• What to work on: Check each line of the data below for the string "right", then state how many have it and nothing else.

• Entries provided:
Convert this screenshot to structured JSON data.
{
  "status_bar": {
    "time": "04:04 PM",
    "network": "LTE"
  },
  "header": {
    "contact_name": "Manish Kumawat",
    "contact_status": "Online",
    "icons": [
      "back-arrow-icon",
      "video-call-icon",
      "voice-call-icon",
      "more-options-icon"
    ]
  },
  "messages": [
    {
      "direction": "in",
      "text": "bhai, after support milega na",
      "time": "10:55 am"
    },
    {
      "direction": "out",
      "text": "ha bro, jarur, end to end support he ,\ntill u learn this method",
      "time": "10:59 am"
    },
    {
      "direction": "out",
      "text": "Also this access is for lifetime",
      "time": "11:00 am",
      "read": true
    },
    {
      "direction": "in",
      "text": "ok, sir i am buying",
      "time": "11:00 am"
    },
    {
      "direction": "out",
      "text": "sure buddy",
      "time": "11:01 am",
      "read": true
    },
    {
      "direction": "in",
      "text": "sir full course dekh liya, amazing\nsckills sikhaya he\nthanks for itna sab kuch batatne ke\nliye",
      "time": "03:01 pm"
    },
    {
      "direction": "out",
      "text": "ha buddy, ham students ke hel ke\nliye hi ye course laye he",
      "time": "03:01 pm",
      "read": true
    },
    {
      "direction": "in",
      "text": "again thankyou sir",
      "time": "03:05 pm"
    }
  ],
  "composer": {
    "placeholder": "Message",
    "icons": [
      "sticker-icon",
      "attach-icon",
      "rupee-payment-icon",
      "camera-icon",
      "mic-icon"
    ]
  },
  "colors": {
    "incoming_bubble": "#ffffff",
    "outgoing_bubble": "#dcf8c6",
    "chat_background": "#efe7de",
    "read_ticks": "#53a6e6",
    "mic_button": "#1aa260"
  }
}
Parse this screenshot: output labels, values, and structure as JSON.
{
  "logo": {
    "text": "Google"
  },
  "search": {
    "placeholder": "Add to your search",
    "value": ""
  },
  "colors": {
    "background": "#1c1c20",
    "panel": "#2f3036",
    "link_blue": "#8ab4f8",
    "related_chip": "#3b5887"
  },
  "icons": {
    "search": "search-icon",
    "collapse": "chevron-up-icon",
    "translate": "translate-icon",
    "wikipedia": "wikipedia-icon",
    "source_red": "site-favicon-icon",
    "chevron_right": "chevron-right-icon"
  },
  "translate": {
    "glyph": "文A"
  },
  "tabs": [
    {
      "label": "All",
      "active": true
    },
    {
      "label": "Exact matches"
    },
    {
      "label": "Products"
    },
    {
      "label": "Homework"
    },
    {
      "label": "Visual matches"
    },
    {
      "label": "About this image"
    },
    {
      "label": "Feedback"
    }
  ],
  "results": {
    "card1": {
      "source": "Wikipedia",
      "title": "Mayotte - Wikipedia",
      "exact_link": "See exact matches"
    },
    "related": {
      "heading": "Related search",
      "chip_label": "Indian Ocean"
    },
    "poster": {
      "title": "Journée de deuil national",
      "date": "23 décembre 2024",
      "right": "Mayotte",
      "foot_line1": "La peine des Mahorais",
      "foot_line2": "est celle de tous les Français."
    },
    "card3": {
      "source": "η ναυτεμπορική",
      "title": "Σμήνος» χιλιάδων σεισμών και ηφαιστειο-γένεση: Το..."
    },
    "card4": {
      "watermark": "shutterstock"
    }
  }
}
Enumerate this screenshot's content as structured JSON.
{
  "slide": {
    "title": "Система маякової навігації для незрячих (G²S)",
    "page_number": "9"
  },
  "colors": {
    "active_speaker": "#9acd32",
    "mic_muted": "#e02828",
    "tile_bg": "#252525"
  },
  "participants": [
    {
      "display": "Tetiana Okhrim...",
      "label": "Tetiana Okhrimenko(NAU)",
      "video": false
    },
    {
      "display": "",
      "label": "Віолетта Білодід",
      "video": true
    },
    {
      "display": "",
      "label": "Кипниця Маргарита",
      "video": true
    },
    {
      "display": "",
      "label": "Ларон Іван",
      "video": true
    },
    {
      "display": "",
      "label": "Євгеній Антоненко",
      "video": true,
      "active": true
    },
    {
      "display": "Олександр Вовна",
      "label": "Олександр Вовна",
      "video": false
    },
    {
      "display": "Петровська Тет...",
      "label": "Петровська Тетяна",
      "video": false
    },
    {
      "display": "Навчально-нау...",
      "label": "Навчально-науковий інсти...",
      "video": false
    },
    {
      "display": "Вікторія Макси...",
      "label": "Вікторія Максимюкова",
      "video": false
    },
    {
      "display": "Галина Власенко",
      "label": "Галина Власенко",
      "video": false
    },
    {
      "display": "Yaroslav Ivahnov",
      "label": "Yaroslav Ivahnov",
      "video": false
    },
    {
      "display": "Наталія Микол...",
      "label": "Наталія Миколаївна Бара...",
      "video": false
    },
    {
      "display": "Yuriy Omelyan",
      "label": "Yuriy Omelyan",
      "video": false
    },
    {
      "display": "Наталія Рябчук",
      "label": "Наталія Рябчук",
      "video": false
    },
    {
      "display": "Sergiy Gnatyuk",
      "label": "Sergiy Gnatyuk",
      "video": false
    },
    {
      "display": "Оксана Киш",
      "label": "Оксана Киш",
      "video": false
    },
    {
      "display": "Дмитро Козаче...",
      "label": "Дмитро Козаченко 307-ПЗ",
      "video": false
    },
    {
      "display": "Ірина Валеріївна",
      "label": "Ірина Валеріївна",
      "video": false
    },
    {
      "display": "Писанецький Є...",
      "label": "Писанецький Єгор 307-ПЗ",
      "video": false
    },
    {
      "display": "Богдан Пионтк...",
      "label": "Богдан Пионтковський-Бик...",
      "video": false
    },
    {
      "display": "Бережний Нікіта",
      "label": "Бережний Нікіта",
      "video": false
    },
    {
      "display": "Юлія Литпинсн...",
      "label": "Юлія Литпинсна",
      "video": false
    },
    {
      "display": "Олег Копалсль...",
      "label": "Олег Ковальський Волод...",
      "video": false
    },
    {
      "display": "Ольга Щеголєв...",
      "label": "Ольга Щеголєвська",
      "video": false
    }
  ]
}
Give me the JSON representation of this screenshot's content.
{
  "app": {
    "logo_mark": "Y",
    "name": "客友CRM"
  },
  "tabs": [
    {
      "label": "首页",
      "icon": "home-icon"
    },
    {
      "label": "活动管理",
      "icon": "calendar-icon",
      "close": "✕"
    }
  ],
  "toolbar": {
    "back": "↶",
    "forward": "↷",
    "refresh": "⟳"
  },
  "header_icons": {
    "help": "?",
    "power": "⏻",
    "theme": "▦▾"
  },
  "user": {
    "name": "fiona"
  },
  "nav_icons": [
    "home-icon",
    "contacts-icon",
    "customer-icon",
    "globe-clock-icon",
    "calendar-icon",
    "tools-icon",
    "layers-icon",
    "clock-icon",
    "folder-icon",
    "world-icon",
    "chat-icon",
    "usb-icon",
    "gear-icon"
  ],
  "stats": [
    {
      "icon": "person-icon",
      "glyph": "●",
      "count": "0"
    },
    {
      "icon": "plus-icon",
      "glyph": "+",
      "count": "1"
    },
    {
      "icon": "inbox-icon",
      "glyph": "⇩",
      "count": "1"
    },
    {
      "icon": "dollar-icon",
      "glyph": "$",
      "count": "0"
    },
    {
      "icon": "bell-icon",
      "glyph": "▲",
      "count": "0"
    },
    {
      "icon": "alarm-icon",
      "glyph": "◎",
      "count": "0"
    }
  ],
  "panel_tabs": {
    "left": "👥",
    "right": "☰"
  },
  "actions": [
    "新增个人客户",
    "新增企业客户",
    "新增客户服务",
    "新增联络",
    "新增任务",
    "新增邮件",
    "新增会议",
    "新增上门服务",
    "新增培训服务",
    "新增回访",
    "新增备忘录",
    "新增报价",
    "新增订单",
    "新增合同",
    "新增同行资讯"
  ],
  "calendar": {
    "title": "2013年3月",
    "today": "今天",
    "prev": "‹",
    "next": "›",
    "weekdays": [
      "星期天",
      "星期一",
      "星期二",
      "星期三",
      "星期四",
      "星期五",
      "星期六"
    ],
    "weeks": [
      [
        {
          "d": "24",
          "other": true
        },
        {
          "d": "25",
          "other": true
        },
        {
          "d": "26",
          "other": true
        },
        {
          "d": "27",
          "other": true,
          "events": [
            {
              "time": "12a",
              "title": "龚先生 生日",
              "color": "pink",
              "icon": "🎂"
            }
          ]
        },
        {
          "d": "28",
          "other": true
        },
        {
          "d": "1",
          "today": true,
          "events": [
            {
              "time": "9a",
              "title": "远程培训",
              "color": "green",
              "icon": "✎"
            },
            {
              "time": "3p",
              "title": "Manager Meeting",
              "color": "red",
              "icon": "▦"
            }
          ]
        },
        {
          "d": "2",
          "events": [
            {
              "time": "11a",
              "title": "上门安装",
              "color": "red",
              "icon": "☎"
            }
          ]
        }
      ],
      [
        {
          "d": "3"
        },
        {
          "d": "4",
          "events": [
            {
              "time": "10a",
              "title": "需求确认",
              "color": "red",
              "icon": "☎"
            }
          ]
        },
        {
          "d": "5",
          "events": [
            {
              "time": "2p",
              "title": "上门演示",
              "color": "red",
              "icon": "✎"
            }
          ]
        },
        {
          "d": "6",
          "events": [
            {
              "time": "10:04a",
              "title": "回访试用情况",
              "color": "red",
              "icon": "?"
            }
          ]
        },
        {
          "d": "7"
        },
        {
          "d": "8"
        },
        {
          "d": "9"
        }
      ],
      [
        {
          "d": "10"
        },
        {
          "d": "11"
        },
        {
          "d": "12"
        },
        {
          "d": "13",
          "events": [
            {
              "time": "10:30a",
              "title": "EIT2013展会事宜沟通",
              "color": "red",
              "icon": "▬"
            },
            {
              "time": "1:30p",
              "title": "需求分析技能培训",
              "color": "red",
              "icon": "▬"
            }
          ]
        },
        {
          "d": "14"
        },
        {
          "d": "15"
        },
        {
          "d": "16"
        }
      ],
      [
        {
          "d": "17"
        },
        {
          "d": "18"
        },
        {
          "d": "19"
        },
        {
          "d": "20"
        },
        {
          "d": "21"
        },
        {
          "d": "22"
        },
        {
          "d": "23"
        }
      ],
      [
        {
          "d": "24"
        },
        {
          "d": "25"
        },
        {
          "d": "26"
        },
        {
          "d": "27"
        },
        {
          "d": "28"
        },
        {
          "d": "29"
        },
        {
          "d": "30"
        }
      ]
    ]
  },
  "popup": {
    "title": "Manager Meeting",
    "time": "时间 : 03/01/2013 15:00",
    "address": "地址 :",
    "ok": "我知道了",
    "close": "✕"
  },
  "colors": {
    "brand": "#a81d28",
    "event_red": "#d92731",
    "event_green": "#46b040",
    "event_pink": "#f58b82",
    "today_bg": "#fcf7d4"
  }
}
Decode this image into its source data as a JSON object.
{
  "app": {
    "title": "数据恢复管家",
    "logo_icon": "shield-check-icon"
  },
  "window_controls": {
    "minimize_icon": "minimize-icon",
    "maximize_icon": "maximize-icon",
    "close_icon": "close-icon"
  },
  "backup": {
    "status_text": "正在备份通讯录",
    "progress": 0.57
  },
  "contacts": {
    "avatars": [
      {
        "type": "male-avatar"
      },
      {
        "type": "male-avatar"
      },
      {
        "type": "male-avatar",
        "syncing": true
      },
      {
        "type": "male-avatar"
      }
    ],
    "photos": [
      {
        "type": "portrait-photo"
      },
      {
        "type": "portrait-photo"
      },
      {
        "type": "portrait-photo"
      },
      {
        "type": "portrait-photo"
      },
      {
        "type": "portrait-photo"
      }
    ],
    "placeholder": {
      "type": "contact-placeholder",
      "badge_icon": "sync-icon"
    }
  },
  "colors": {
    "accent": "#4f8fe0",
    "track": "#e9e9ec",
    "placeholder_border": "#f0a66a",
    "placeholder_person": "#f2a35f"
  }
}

• Answer box: 3